  20. Setup a free account and get an API Key for wordsapi.com. It will take you to rapidapi.com to do this. Once you are signed up you can find your API key here: rapidapi.com/dpventures/api/wordsapi. Look inside the field for X-RapidAPI-Key. This is your API key. You can copy for use in your code. Set your API key as the value for the apiKey variable and see it logged to the console.

  21. Set the value of apiURL to https://wordsapiv1.p.rapidapi.com/words. Then set the value of apiKey to the value of your your WordsAPI API key. Finally set the value of word to a word you want to lookup. This example will use the word soliloquy. Last, write a fetch request to ${apiURL}/${word}. This should give you a a 401 (Unauthorized) error. We will fix this in the next step.

  22. Add your apiKey again. Then update the fetch() request to pass a second parameter after the URL that looks like the following example below. This will make sure your apiKey is sent with the request. Test in the browser to make sure you get a valid data response back with information about the word.

    fetch(`${apiURL}/${word}`, {
    headers: {
    "x-rapidapi-host": "wordsapiv1.p.rapidapi.com",
    "x-rapidapi-key": `${apiKey}`
  23. Add an event listener to the form with the ID of word-search. When the form is submitted, stop the default behavior and call a function called lookupWord(). Have this function get the value of the input filed and make the fetch call to get the results from the word lookup. Log the results to the console. Look over the results of the request to get an idea of what information you are getting back.

  24. In this step we will display an error message if a word is not found. Inside the first .then() call, write a conditional statement that checks to see if res.status is equal to 404. If it is, then set the value of the results.innerHTML equal to something like <p>Word not found!</p>. Make sure after the conditional statement you still return the value of res.json(). Test this with a made up word and you should see the error message.

  25. Write a new function called displayDefinitions(definitions) that takes an array of definitions and logs them to the page as an unordered list inside of the results div. Call the function inside the fetch() request, after you log the results to the page. Remember to only pass in data.results to the function. The results should include both the part of speech as well as the definition.
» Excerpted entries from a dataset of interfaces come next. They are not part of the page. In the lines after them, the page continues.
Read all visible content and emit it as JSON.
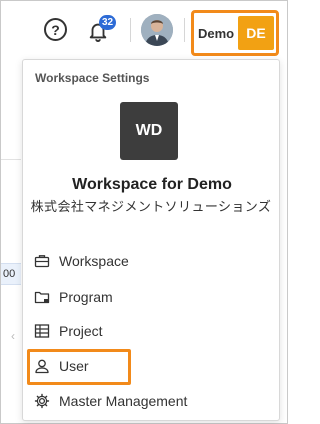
{
  "header": {
    "help_icon_glyph": "?",
    "notification_count": "32",
    "account": {
      "name": "Demo",
      "initials": "DE"
    }
  },
  "background": {
    "fragment_text": "00"
  },
  "dropdown": {
    "section_title": "Workspace Settings",
    "workspace": {
      "logo_text": "WD",
      "name": "Workspace for Demo",
      "company": "株式会社マネジメントソリューションズ"
    },
    "menu": [
      {
        "label": "Workspace",
        "icon": "briefcase-icon"
      },
      {
        "label": "Program",
        "icon": "folder-icon"
      },
      {
        "label": "Project",
        "icon": "project-icon"
      },
      {
        "label": "User",
        "icon": "user-icon"
      },
      {
        "label": "Master Management",
        "icon": "gear-icon"
      }
    ]
  },
  "colors": {
    "highlight": "#f28a1a",
    "initials_bg": "#f2a113",
    "badge": "#2d6bd6",
    "logo_bg": "#3d3d3d"
  }
}
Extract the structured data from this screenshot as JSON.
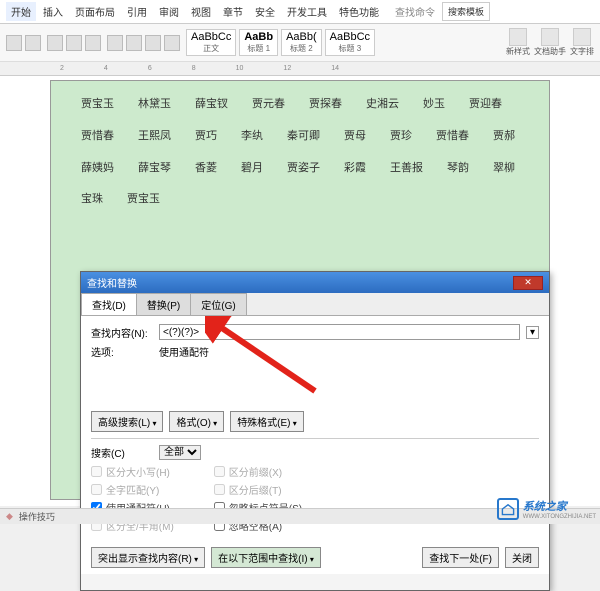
{
  "ribbon": {
    "tabs": [
      "开始",
      "插入",
      "页面布局",
      "引用",
      "审阅",
      "视图",
      "章节",
      "安全",
      "开发工具",
      "特色功能"
    ],
    "search_label": "查找命令",
    "search_placeholder": "搜索模板",
    "styles": [
      {
        "preview": "AaBbCc",
        "label": "正文"
      },
      {
        "preview": "AaBb",
        "label": "标题 1"
      },
      {
        "preview": "AaBb(",
        "label": "标题 2"
      },
      {
        "preview": "AaBbCc",
        "label": "标题 3"
      }
    ],
    "right_items": [
      "新样式",
      "文档助手",
      "文字排"
    ]
  },
  "ruler_ticks": [
    "2",
    "4",
    "6",
    "8",
    "10",
    "12",
    "14"
  ],
  "document": {
    "names": [
      "贾宝玉",
      "林黛玉",
      "薛宝钗",
      "贾元春",
      "贾探春",
      "史湘云",
      "妙玉",
      "贾迎春",
      "贾惜春",
      "王熙凤",
      "贾巧",
      "李纨",
      "秦可卿",
      "贾母",
      "贾珍",
      "贾惜春",
      "贾郝",
      "薛姨妈",
      "薛宝琴",
      "香菱",
      "碧月",
      "贾姿子",
      "彩霞",
      "王善报",
      "琴韵",
      "翠柳",
      "宝珠",
      "贾宝玉"
    ]
  },
  "dialog": {
    "title": "查找和替换",
    "tabs": {
      "find": "查找(D)",
      "replace": "替换(P)",
      "goto": "定位(G)"
    },
    "find_label": "查找内容(N):",
    "find_value": "<(?)(?)>",
    "options_label": "选项:",
    "options_value": "使用通配符",
    "btn_highlevel": "高级搜索(L)",
    "btn_format": "格式(O)",
    "btn_special": "特殊格式(E)",
    "search_label": "搜索(C)",
    "search_scope": "全部",
    "checks": {
      "case": "区分大小写(H)",
      "whole": "全字匹配(Y)",
      "wildcard": "使用通配符(U)",
      "width": "区分全/半角(M)",
      "prefix": "区分前缀(X)",
      "suffix": "区分后缀(T)",
      "punct": "忽略标点符号(S)",
      "space": "忽略空格(A)"
    },
    "btn_highlight": "突出显示查找内容(R)",
    "btn_inselect": "在以下范围中查找(I)",
    "btn_findnext": "查找下一处(F)",
    "btn_close": "关闭"
  },
  "status": {
    "ops": "操作技巧"
  },
  "watermark": {
    "text": "系统之家",
    "url": "WWW.XITONGZHIJIA.NET"
  }
}
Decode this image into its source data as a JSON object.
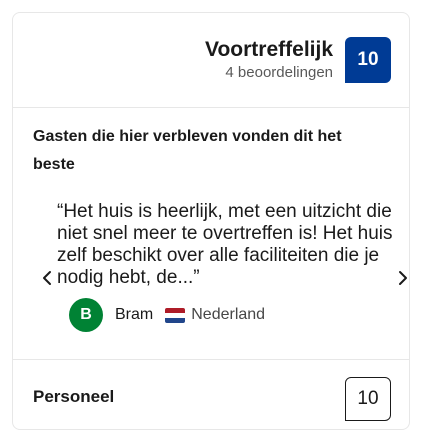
{
  "header": {
    "rating_word": "Voortreffelijk",
    "review_count": "4 beoordelingen",
    "score": "10",
    "score_color": "#003b95"
  },
  "highlights": {
    "title": "Gasten die hier verbleven vonden dit het beste",
    "quote": "“Het huis is heerlijk, met een uitzicht die niet snel meer te overtreffen is! Het huis zelf beschikt over alle faciliteiten die je nodig hebt, de...”",
    "prev_icon": "chevron-left-icon",
    "next_icon": "chevron-right-icon",
    "reviewer": {
      "initial": "B",
      "name": "Bram",
      "country": "Nederland",
      "flag_icon": "netherlands-flag-icon",
      "avatar_color": "#008234"
    }
  },
  "category": {
    "label": "Personeel",
    "score": "10"
  }
}
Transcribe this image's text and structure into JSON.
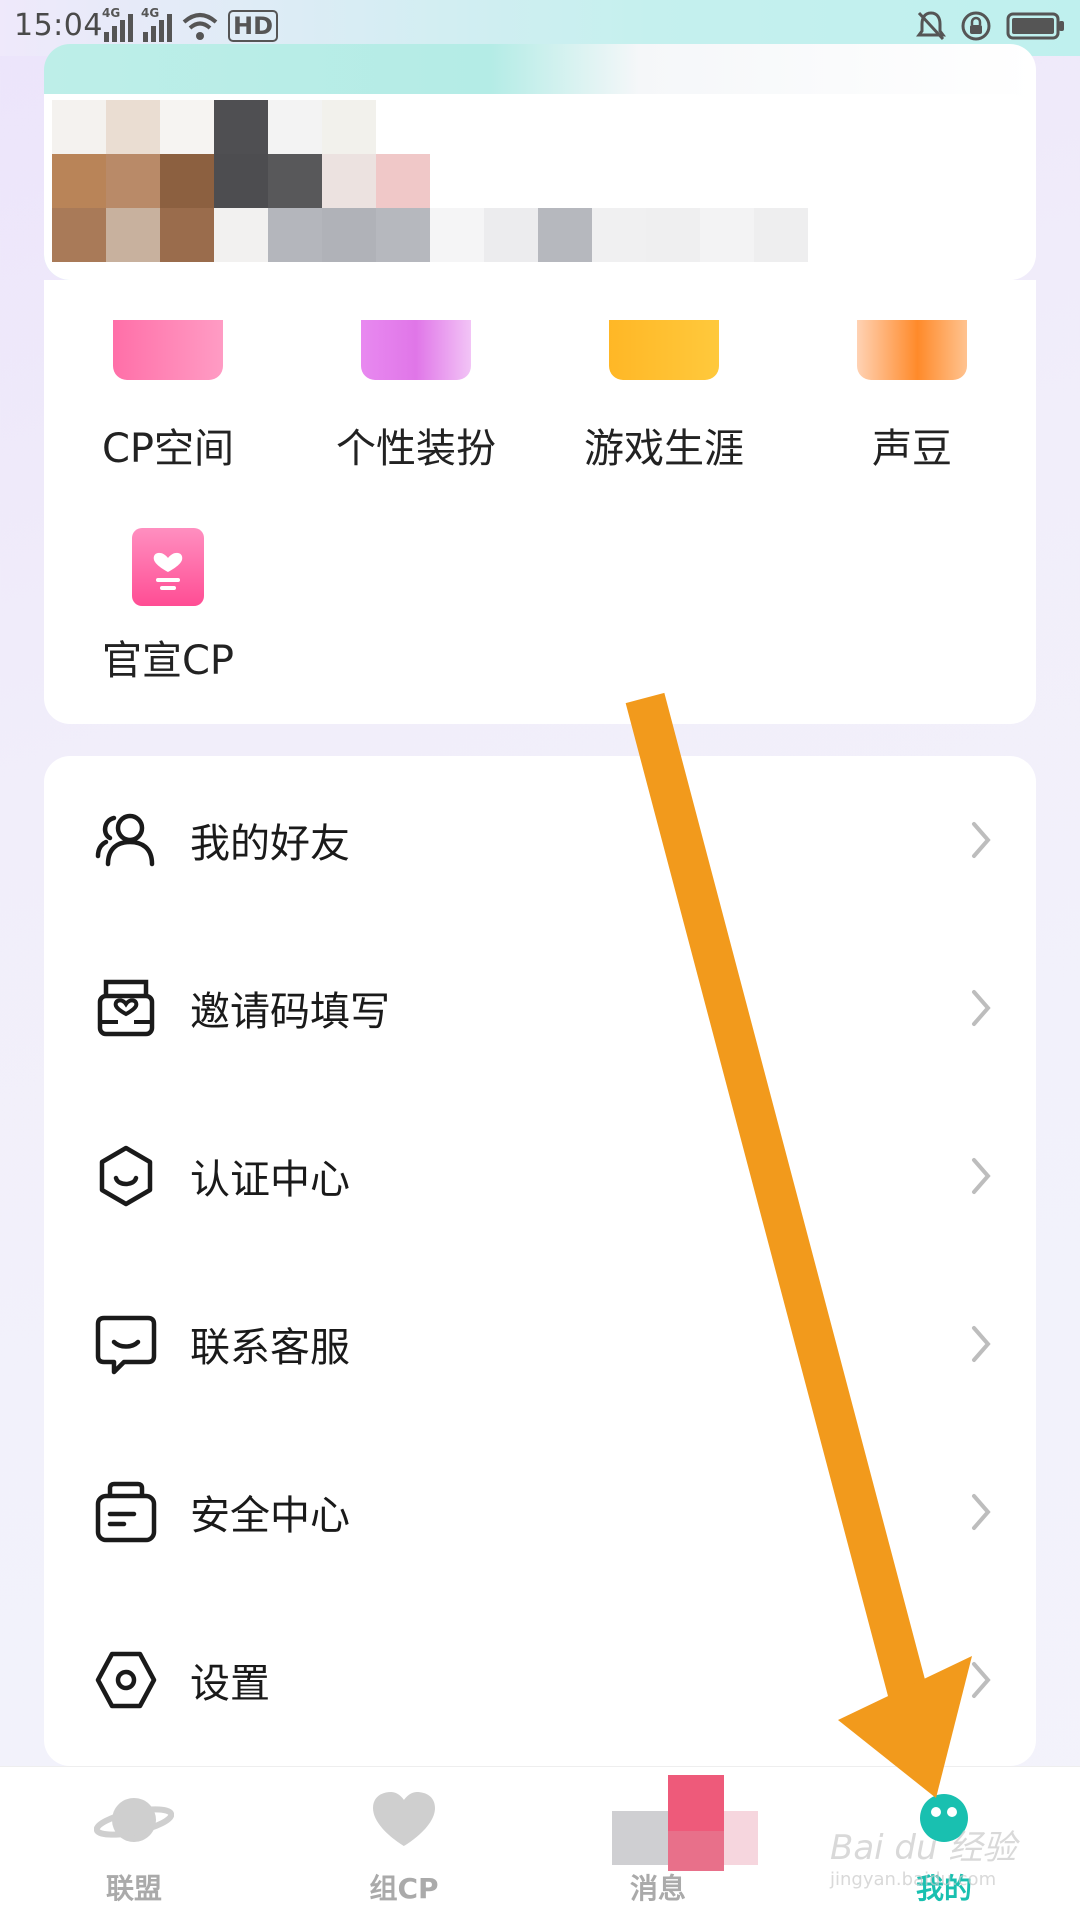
{
  "status_bar": {
    "time": "15:04",
    "network": [
      "4G",
      "4G"
    ],
    "hd": "HD"
  },
  "features": [
    {
      "label": "CP空间",
      "icon": "cp-space-icon"
    },
    {
      "label": "个性装扮",
      "icon": "dress-up-icon"
    },
    {
      "label": "游戏生涯",
      "icon": "game-career-icon"
    },
    {
      "label": "声豆",
      "icon": "voice-bean-icon"
    },
    {
      "label": "官宣CP",
      "icon": "announce-cp-icon"
    }
  ],
  "menu": [
    {
      "label": "我的好友",
      "icon": "friends-icon"
    },
    {
      "label": "邀请码填写",
      "icon": "invite-code-icon"
    },
    {
      "label": "认证中心",
      "icon": "verification-icon"
    },
    {
      "label": "联系客服",
      "icon": "customer-service-icon"
    },
    {
      "label": "安全中心",
      "icon": "security-icon"
    },
    {
      "label": "设置",
      "icon": "settings-icon"
    }
  ],
  "tabs": [
    {
      "label": "联盟",
      "icon": "planet-icon",
      "active": false
    },
    {
      "label": "组CP",
      "icon": "heart-icon",
      "active": false
    },
    {
      "label": "消息",
      "icon": "message-icon",
      "active": false
    },
    {
      "label": "我的",
      "icon": "profile-icon",
      "active": true
    }
  ],
  "colors": {
    "accent": "#19c0b0",
    "arrow": "#f29a1c"
  },
  "watermark": {
    "brand": "Bai du 经验",
    "url": "jingyan.baidu.com"
  }
}
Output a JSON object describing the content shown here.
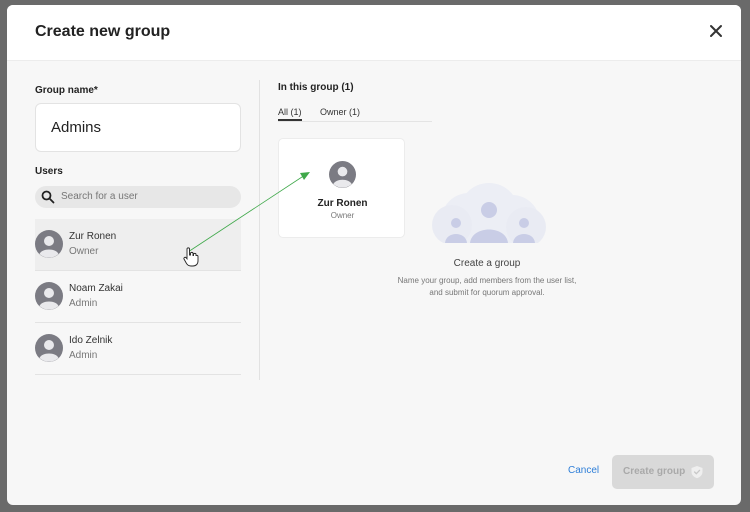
{
  "dialog": {
    "title": "Create new group",
    "group_name_label": "Group name*",
    "group_name_value": "Admins",
    "users_label": "Users",
    "search_placeholder": "Search for a user",
    "users": [
      {
        "name": "Zur Ronen",
        "role": "Owner",
        "selected": true
      },
      {
        "name": "Noam Zakai",
        "role": "Admin",
        "selected": false
      },
      {
        "name": "Ido Zelnik",
        "role": "Admin",
        "selected": false
      }
    ],
    "in_group_label": "In this group (1)",
    "tabs": [
      {
        "label": "All (1)",
        "active": true
      },
      {
        "label": "Owner (1)",
        "active": false
      }
    ],
    "members": [
      {
        "name": "Zur Ronen",
        "role": "Owner"
      }
    ],
    "empty_state": {
      "title": "Create a group",
      "description_line1": "Name your group, add members from the user list,",
      "description_line2": "and submit for quorum approval."
    },
    "footer": {
      "cancel_label": "Cancel",
      "create_label": "Create group"
    }
  },
  "colors": {
    "link": "#2f7fd8",
    "disabled_button": "#d9d9d9",
    "drag_arrow": "#3fa84a",
    "avatar": "#7b7b83"
  },
  "icons": [
    "close-icon",
    "search-icon",
    "user-avatar-icon",
    "group-illustration-icon",
    "shield-check-icon",
    "hand-cursor-icon"
  ]
}
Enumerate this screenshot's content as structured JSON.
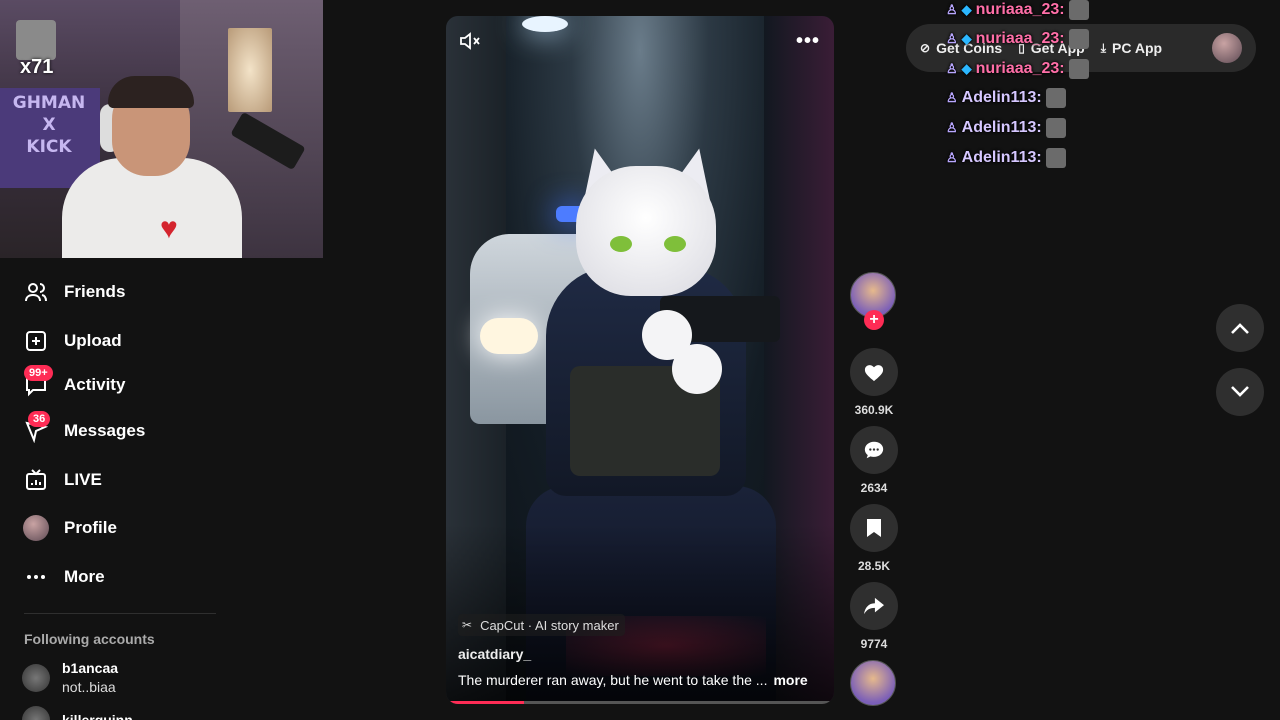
{
  "webcam": {
    "banner_text": "GHMAN\nX\nKICK",
    "badge": "x71"
  },
  "sidebar": {
    "items": [
      {
        "label": "Friends",
        "icon": "friends-icon"
      },
      {
        "label": "Upload",
        "icon": "upload-icon"
      },
      {
        "label": "Activity",
        "icon": "activity-icon",
        "badge": "99+"
      },
      {
        "label": "Messages",
        "icon": "messages-icon",
        "badge": "36"
      },
      {
        "label": "LIVE",
        "icon": "live-icon"
      },
      {
        "label": "Profile",
        "icon": "avatar"
      },
      {
        "label": "More",
        "icon": "more-icon"
      }
    ],
    "following_title": "Following accounts",
    "accounts": [
      {
        "name": "b1ancaa",
        "sub": "not..biaa"
      },
      {
        "name": "killerguinn",
        "sub": ""
      }
    ]
  },
  "video": {
    "capcut_label": "CapCut · AI story maker",
    "author": "aicatdiary_",
    "description": "The murderer ran away, but he went to take the ...",
    "more": "more",
    "progress": 0.2
  },
  "actions": {
    "likes": "360.9K",
    "comments": "2634",
    "saves": "28.5K",
    "shares": "9774"
  },
  "topbar": {
    "get_coins": "Get Coins",
    "get_app": "Get App",
    "pc_app": "PC App"
  },
  "chat": [
    {
      "user": "nuriaaa_23:",
      "style": "pink",
      "cube": true
    },
    {
      "user": "nuriaaa_23:",
      "style": "pink",
      "cube": true
    },
    {
      "user": "nuriaaa_23:",
      "style": "pink",
      "cube": true
    },
    {
      "user": "Adelin113:",
      "style": "lav",
      "cube": false
    },
    {
      "user": "Adelin113:",
      "style": "lav",
      "cube": false
    },
    {
      "user": "Adelin113:",
      "style": "lav",
      "cube": false
    }
  ],
  "colors": {
    "accent": "#fe2c55",
    "background": "#121212",
    "button_bg": "#2f2f2f"
  }
}
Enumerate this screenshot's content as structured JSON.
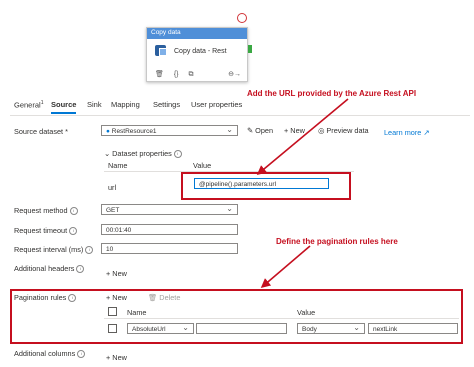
{
  "activity": {
    "header": "Copy data",
    "name": "Copy data - Rest",
    "tool_icons": [
      "delete-icon",
      "code-icon",
      "copy-icon"
    ],
    "run_icon": "output-arrow-icon"
  },
  "tabs": [
    {
      "label": "General",
      "badge": "1"
    },
    {
      "label": "Source",
      "active": true
    },
    {
      "label": "Sink"
    },
    {
      "label": "Mapping"
    },
    {
      "label": "Settings"
    },
    {
      "label": "User properties"
    }
  ],
  "source": {
    "dataset_label": "Source dataset",
    "required_mark": "*",
    "dataset_value": "RestResource1",
    "open_label": "Open",
    "new_label": "New",
    "preview_label": "Preview data",
    "learn_more": "Learn more",
    "dataset_properties": "Dataset properties",
    "name_col": "Name",
    "value_col": "Value",
    "url_name": "url",
    "url_value": "@pipeline().parameters.url",
    "request_method_label": "Request method",
    "request_method_value": "GET",
    "request_timeout_label": "Request timeout",
    "request_timeout_value": "00:01:40",
    "request_interval_label": "Request interval (ms)",
    "request_interval_value": "10",
    "additional_headers_label": "Additional headers",
    "add_new": "New",
    "pagination_label": "Pagination rules",
    "pagination_new": "New",
    "pagination_delete": "Delete",
    "pagination_name_col": "Name",
    "pagination_value_col": "Value",
    "pagination_name_value": "AbsoluteUrl",
    "pagination_type_value": "Body",
    "pagination_value_value": "nextLink",
    "additional_columns_label": "Additional columns",
    "additional_columns_new": "New"
  },
  "annotations": {
    "url_note": "Add the URL provided by the Azure Rest API",
    "pagination_note": "Define the pagination rules here",
    "color": "#c50f1f"
  },
  "colors": {
    "accent": "#0078d4",
    "activity_header": "#4f8fd8",
    "success": "#3aa843"
  }
}
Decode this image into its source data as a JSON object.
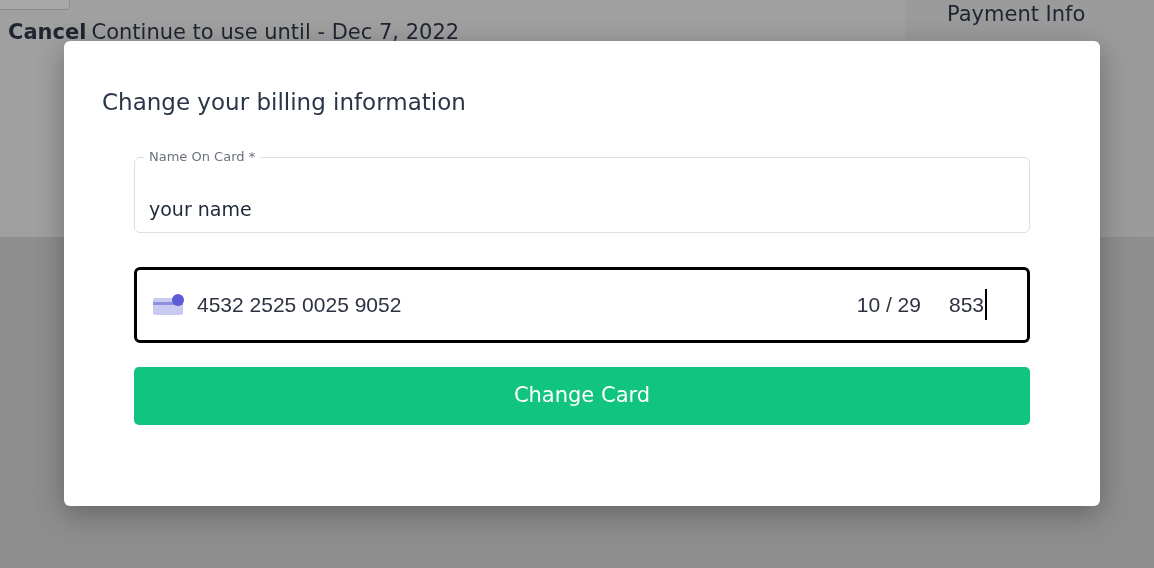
{
  "background": {
    "cancel_label": "Cancel",
    "renewal_note": "Continue to use until - Dec 7, 2022",
    "sidebar_title": "Payment Info"
  },
  "modal": {
    "title": "Change your billing information",
    "name_field": {
      "label": "Name On Card *",
      "value": "your name"
    },
    "card_field": {
      "number": "4532 2525 0025 9052",
      "expiry": "10 / 29",
      "cvc": "853",
      "focused": true
    },
    "submit": "Change Card"
  }
}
The final result should look like (part of speech) definition.

  26. Add a loading animation so while the word is being looked up, the button becomes disabled and displays the loading animation from exercise 12. Once the results are loaded, remove the loading animation and remove the disabled attribute on the button.

  27. Rewrite exercise 26 to use async and await.

  28. Setup an async fetch request to the following WordPress API endpoint: https://dev-js-explained-api.pantheonsite.io/wp-json/wp/v2/posts. Log the results to the console.

  29. Write a function called displayPosts() that takes the array of posts and lists them out in an unordered list with markup like this for each post: <li><a href="#" data-id="${post.id}">${post.title.rendered}</a></li>

  30. Attach an event listener to each of the post title links after they are rendered to the page. When the user clicks on the title of the post, it should remove the list of posts and just display the post.title.rendered and post.content.rendered for that post. As a bonus challenge, include a link above the title that let's you return to viewing all of the posts. This final exercises is meant to be a bit of a challenge so feel free to look at the final code for help!

What Next?

Hopefully at this point you feel comfortable making API requests and converting them to async requests. You should also feel comfortable doing things with the data like modifying content on the page.

For additional practice you can try extending any of these exercises above to do more. You can also try getting data from other APIs.

Next up we are going to look at taking everything we have learned so far and combining it all into a final project.